So it's cheering when filmmakers give their big, scary animals a little metaphorical weight. Basic story: 30-foot crocodile eating locals in the African bush. American reporters sent in to get the story and capture the beast. Lunch ensues. The kicker: it's all happening in the middle of a long-running civil war. The metaphoric link between the croc and the local warlord is explicit, and the Americans are reduced to helpless incomprehension in a world where nature and humanity are equally hostile and alien.
This adds a good layer of unease to the visceral terror of the CG croc, which works just fine in its own right.
Extras Director and effects supervisor commentary, CG croc doc, deleted scenes. Wide-screen. English, Spanish audio. English, French, Spanish subtitles.
Ghost Rider: Two-Disc Extended Cut
(Columbia, 2007) D: Mark Steven Johnson, w/ Nicolas Cage, Eva Mendes. Rating: NN; DVD package: NN
Sure, we all want to see nicolas Cage's head on fire, especially after his wretchedness in The Wicker Man. But that alone can't sustain this terrific-looking but profoundly vapid exercise in studied blandness.
Writer/director Mark Steven Johnson and producer Gary Foster, both of Daredevil infamy, are upfront in their separate commentaries about the reasons they cut the violence and horror to nothing. Trouble is, according to the not bad history of the comic on disc two, that's what everybody likes about the character. That and the motorcycle-riding flaming skull.
By the way, Foster's commentary and the comic's history are the extras package highlights. The former offers good insight into how a producer thinks, the latter cool graphics.
Which is the other basic problem here: the Ghost Rider is less a character than a cool graphic. He just goes around using his premise to fight evil.
That premise (sold his soul to the Devil, got powers, fights evil) ultimately defeats Johnson as writer. Since he can't deal with the only story that really works here, namely tricking the Devil and getting his soul back, he's forced to cobble up some nonsense about stopping the Devil's son from creating hell on earth.
Kill the darkness, kill the story, then screw it up further. The romance, meant to replace the darkness, never gets off the ground, and Johnson has his villains, without rhyme or reason, simply walk away from a couple of choice opportunities for evil.
What's left are great visuals. You can stop the movie in any number of places to just groove on the super compositions and their beautifully eerie cowboy gothic atmosphere. Or you can run little snippets back and forth to watch the supernatural elements emerge and disappear. Highly effective and big fun.
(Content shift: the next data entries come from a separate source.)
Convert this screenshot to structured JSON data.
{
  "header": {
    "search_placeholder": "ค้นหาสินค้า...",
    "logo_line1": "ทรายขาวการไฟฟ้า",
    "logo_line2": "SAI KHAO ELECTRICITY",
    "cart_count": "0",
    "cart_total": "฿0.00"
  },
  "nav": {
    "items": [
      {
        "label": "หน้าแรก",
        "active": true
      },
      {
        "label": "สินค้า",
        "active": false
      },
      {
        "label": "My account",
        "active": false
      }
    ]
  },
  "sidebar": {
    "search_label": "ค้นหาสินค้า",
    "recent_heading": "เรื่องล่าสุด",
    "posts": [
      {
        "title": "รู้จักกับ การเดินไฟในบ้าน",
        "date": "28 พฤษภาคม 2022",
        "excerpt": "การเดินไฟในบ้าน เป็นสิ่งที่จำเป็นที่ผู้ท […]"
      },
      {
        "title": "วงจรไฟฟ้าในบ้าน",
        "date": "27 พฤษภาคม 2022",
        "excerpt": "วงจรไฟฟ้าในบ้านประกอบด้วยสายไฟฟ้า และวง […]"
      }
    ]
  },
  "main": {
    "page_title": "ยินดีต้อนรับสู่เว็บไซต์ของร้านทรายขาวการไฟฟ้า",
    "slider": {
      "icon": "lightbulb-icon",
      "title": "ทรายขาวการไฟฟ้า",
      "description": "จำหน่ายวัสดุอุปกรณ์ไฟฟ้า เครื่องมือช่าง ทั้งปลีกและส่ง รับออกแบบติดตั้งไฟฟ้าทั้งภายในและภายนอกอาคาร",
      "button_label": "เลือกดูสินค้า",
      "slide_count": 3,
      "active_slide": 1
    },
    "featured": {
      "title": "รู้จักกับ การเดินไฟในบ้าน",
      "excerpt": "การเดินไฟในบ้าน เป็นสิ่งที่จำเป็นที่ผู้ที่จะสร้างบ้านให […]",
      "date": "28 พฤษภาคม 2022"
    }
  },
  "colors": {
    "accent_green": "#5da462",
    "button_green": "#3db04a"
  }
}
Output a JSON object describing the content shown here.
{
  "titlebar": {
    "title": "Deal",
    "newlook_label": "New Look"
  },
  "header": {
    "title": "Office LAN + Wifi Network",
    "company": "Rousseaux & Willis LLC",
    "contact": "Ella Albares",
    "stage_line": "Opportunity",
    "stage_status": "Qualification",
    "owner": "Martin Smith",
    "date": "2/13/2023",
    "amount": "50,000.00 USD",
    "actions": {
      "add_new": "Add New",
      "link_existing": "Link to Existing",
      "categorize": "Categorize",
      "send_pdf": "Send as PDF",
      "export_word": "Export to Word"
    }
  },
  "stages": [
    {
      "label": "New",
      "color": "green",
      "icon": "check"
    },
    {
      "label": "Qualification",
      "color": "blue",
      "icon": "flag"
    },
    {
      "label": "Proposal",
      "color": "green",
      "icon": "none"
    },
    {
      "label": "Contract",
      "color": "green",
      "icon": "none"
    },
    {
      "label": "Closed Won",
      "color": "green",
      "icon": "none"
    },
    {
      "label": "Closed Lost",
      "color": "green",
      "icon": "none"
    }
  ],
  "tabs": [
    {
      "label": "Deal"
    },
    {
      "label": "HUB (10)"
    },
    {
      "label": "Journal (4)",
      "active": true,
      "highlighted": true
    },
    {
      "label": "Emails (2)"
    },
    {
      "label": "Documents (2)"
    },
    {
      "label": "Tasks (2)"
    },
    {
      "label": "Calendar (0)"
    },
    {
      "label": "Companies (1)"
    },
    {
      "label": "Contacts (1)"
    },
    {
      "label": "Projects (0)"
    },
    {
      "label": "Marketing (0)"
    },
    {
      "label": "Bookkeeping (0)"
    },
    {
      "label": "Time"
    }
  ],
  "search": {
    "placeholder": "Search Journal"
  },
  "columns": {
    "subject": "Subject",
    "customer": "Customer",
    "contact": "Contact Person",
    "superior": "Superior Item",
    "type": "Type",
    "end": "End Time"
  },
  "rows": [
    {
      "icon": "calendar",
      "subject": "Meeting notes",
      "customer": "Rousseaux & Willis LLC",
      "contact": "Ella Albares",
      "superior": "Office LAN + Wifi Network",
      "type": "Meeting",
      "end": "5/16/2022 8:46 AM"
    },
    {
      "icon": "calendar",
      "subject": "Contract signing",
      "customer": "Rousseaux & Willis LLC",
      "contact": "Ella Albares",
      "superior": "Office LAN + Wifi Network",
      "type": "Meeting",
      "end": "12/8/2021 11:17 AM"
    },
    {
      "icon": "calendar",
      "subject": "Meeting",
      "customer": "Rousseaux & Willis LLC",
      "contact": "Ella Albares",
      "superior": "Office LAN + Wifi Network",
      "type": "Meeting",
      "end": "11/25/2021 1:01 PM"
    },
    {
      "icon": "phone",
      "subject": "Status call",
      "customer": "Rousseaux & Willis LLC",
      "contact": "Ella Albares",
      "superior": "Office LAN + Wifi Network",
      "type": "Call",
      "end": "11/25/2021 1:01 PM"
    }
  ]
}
Oh yeah, the cast isn't bad either. In fact, it's one of Cage's better recent performances. Maybe it's Johnson whose head should be set on fire.
Extras Disc one: director and effects supervisor commentary, producer commentary. Wide-screen. English, French, Spanish audio. English, French, Spanish subtitles. Disc two: three-part making-of doc, Ghost Rider comic history, animatic sequences. Wide-screen. Spanish, Portuguese, Thai, Korean, Chinese subtitles.
Coming Tuesday, June 19
Picket Fences: Season One
Small-town life as seen by Ally McBeal creator David Kelley.
Bridge To Terabithia
Kids' fantasy directed by Rugrats creator Gabor Csupo.
(Alliance Atlantis, 2006)
Sweet period piece with Ewan McGregor romancing Renée Zelwegger as the famed children's book author.
Lindsay Anderson's allegory of revolution in a boys' school launched Malcolm McDowell's career.